Alarming political corruption
MOST politicians and political parties had been acting as rent seekers in the execute e and legislative branches of government. Such a situation has led to costly political campaigns and increasing party expenditures for legislative elections and local polls.
Once they are in power, they have no choice but abuse their authority to seek funds for their campaigns to win their legislative seats and help finance their parties’ activities.
In the Cabinet, party elites sold top echelon positions and gain from political issuances within their own portfolio.
This form of political corruption had been rife not only among political leaders but had infected other sectors in the region, including education and taxes.
The general allocation funds for education and public works have apparently become sources of corruption for public servants. A bigger part of the general allocation funds are disbursed through local executive have been manipulated to enrich legislators through distribution tot heir own electoral districts.
The cartel phenomenon appears when political party elites function as rent seekers hunting for budgetary funds in Cabinet portfolios, legislative budgets and state-owned enterprises to meet their financial requirements.
Political parties have even forced mutual transaction ties and developed transactional politics with the business sectors. Both sides need each other for mutual benefit and collaborate in local elections.
As a result, all development projects have been taken by companies to local elites and regional heads this has been possible because most regional heads have appointed members of their success team to strategic positions in the government.
Meanwhile, political dynasties had also made the country more vulnerable to political corruption. This trend has appeared not only in previous regimes, but also in the current administration.
Such complex politics made it increasingly difficult to fight political corruption, prompting law enforcers to be more selective to handling graft case. This makes it difficult for the President to bring to court bib-time grafters.
A pro-government coalition that was set up was also seen as a chance of political corruption, considering that coalition members use this to negotiate for positions and projects.
There are suggestions for government to initiate party income reforms through a revision of political party law. Party members should be ordered to pay monthly or annual dues, or to be allowed to receive public funds following budget audits and under the precondition that that results must be announced to the public.
There as also calls for political funds should no longer be controlled by party leaders and treasurers, but must be managed professionally. Political campaigns during local and general elections have to be designed and limited through the media with equal opportunity for efficiency and security reasons. This method can minimize misuse of money, restrict rent seekers and lead the country develops a healthy and prosperous democracy.
These are logical moves, but unfortunately this is been pushed in Indonesia because of the unabated corruption despite a promise by President Susilo Bambang Yudyohono to end corruption in his country when he won against the traditional politicians.
His call for reforms initially gained international support, but it appear that after seven years in power, corruption continues to thrive in his country.
This is one lesson for President Aquino, who just like his Indonesian countrpart, looked gung-ho in his anti-corruption measures in an effort to restore investors confidence to his country.

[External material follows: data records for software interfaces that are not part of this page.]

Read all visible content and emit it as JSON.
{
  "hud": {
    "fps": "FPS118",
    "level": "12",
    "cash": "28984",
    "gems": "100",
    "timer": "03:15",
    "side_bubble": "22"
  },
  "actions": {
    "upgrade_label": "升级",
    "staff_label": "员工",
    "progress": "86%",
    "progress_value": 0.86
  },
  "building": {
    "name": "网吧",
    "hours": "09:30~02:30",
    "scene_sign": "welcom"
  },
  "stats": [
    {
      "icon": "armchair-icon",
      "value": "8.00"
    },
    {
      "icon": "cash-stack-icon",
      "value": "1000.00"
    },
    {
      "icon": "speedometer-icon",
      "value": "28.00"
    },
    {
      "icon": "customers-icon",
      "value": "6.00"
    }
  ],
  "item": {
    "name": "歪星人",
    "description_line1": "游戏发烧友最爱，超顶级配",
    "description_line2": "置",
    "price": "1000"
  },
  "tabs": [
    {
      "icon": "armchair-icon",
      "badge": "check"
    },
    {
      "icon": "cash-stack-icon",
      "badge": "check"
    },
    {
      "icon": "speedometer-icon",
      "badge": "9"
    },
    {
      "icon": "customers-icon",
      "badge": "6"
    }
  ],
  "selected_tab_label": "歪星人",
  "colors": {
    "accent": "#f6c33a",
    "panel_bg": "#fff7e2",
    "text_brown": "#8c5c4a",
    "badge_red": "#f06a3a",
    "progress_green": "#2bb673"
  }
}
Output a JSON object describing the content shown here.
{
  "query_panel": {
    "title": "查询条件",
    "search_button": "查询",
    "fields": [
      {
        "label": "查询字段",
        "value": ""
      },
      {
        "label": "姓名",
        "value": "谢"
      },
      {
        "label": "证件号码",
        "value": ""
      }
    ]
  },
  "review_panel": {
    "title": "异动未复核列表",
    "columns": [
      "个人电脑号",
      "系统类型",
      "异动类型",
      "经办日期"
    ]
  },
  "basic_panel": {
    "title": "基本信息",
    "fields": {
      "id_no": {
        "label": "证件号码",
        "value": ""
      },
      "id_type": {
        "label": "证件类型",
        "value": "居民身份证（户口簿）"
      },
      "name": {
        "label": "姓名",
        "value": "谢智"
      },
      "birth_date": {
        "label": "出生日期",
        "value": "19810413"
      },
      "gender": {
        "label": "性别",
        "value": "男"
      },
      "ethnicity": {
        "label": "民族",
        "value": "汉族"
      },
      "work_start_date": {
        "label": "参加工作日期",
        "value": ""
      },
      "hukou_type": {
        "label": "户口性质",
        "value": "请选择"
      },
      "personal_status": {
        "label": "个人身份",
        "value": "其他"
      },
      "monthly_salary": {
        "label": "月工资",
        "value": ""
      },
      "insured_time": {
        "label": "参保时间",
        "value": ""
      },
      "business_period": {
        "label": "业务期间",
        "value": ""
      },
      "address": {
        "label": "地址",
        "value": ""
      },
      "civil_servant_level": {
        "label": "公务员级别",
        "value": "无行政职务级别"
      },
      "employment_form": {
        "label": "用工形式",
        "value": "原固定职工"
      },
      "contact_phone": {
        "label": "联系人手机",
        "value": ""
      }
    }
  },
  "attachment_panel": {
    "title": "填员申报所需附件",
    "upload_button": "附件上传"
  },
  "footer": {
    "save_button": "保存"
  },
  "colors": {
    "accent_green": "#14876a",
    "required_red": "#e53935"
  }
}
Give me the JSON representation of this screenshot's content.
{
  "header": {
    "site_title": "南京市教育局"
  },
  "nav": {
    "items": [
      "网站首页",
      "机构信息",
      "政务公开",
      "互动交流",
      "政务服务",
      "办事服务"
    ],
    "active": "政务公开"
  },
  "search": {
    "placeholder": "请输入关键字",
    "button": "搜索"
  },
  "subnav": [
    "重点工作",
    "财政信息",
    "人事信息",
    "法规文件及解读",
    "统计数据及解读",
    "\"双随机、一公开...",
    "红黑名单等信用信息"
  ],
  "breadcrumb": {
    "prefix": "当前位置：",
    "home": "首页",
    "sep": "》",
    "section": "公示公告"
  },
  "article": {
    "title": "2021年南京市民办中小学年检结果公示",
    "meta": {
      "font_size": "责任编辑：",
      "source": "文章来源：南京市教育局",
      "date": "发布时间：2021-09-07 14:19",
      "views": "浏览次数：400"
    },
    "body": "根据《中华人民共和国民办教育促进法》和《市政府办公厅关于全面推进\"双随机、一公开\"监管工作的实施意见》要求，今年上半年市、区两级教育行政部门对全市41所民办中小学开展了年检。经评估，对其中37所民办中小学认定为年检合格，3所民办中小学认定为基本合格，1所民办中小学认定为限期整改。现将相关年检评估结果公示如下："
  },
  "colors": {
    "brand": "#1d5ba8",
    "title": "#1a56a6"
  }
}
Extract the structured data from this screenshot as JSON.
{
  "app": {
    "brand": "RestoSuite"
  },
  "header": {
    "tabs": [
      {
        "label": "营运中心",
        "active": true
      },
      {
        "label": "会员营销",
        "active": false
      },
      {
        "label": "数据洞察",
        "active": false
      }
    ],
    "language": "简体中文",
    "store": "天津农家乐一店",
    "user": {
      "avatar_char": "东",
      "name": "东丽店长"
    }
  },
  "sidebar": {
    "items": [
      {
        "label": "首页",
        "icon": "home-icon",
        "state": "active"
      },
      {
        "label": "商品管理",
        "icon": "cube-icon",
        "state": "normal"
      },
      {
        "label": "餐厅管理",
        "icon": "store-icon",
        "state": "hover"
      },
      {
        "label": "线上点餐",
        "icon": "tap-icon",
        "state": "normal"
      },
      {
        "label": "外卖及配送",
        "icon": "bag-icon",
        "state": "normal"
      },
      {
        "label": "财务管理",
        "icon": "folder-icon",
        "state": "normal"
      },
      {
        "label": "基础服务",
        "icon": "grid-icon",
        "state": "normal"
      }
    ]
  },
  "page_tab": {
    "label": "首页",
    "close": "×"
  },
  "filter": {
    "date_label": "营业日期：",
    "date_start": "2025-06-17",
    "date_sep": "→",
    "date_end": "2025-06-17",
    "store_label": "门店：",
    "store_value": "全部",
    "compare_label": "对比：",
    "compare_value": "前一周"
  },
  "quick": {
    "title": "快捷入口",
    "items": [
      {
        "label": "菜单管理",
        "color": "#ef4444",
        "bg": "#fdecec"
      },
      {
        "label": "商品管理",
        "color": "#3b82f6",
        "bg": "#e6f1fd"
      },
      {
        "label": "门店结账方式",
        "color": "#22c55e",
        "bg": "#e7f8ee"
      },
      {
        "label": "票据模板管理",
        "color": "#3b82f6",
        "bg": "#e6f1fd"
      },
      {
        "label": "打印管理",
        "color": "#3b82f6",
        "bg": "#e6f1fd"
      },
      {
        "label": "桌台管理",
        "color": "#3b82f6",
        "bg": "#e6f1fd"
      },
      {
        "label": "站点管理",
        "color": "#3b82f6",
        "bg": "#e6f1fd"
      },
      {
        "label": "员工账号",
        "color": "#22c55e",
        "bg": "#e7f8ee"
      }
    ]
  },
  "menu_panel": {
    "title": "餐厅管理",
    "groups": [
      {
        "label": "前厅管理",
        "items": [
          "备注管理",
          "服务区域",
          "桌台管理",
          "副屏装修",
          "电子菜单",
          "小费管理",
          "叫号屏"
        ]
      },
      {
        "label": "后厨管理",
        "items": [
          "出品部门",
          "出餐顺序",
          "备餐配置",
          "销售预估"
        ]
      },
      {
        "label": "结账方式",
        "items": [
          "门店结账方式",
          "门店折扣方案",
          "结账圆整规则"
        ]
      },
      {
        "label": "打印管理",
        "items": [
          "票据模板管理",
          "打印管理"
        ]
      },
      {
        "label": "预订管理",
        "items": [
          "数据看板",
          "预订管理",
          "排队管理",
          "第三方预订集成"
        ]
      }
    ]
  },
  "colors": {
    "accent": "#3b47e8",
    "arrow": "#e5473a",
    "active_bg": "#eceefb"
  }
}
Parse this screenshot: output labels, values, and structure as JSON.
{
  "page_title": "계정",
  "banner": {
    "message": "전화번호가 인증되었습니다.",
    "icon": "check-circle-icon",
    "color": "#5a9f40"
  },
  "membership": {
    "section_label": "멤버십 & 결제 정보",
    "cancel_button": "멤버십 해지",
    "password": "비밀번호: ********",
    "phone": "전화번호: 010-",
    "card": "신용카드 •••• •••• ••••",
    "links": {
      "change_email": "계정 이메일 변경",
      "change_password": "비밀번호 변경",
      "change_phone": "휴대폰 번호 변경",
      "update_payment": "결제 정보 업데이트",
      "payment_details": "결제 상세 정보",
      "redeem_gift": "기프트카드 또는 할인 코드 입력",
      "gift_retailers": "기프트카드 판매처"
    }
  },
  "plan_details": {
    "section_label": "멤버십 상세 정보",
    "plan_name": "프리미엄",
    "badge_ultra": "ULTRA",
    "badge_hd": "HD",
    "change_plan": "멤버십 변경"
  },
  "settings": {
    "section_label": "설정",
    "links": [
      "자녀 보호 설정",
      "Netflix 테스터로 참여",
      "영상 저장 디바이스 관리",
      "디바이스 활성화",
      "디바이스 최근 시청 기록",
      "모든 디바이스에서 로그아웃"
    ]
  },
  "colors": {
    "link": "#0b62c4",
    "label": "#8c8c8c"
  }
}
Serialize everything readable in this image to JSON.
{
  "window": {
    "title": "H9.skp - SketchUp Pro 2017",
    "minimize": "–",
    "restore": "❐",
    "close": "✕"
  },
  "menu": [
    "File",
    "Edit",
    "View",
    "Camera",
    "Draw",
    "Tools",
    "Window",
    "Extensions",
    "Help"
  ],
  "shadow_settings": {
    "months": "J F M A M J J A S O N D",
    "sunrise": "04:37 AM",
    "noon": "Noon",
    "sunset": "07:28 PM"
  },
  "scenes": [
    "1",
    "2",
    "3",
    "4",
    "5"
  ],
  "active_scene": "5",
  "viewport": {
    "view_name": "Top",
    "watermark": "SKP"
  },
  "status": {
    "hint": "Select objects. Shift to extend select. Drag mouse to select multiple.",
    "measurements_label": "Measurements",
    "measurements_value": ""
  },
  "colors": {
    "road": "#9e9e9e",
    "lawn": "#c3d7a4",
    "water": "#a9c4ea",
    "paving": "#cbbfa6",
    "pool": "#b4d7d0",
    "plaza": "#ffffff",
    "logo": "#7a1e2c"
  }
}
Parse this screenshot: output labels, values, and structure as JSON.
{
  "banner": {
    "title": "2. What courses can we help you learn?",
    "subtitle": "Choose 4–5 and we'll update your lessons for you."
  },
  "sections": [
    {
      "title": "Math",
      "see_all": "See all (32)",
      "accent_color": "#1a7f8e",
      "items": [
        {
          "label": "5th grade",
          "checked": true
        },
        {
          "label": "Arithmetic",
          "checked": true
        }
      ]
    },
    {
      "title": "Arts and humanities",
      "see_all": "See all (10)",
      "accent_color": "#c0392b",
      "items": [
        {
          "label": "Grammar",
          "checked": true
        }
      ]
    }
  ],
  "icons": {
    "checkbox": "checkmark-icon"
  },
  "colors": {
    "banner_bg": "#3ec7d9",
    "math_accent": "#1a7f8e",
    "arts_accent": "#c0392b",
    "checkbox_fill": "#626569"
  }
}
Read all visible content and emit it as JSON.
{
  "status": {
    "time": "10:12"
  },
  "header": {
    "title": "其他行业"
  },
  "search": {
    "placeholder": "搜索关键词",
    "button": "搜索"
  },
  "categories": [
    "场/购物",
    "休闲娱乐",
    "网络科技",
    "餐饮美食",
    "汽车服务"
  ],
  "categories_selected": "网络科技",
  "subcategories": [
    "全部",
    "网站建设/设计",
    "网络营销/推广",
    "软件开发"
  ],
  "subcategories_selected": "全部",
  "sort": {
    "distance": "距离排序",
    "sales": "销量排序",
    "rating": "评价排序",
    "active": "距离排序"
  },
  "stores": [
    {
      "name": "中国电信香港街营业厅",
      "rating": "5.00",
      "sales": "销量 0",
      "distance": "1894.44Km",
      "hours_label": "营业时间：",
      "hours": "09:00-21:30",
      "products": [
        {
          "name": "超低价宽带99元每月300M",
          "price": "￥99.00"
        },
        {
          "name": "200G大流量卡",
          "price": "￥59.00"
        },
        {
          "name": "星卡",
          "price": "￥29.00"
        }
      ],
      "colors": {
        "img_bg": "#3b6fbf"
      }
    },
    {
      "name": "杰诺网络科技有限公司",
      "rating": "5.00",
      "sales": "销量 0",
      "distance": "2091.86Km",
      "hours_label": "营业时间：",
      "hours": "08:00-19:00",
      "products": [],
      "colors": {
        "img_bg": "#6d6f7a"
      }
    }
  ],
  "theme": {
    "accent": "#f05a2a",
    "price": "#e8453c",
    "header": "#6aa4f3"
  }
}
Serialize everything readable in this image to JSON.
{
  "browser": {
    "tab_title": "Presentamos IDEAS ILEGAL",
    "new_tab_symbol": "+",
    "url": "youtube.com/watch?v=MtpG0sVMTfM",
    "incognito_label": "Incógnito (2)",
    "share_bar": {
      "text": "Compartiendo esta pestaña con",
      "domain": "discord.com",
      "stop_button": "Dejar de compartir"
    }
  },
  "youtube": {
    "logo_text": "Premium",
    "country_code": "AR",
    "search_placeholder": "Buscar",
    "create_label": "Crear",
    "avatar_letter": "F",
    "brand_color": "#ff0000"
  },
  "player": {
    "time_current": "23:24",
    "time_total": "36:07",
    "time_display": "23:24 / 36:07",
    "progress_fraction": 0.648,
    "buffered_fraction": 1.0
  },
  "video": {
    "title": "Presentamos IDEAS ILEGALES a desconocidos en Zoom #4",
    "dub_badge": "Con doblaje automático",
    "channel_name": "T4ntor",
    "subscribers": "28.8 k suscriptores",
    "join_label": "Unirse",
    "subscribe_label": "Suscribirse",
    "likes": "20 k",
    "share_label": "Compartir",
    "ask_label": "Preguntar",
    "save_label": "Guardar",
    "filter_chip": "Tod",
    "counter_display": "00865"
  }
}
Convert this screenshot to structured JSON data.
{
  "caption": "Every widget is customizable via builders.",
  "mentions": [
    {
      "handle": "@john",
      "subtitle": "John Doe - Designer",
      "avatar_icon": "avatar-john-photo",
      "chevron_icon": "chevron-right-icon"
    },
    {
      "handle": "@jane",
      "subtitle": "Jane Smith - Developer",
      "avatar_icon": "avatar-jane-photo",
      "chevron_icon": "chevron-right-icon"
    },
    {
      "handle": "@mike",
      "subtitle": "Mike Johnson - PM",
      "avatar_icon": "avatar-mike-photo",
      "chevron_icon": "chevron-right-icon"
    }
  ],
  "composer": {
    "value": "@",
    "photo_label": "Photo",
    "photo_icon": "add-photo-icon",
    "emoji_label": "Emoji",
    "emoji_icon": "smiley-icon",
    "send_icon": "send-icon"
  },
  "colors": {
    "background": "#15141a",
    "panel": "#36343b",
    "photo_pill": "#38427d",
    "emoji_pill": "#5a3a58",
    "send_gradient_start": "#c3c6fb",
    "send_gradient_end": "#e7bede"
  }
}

Sad to say, the Philippines and Indonesia are continually wracked with the same culture of corruption having been institutionalized in the political system.- Joel Paredes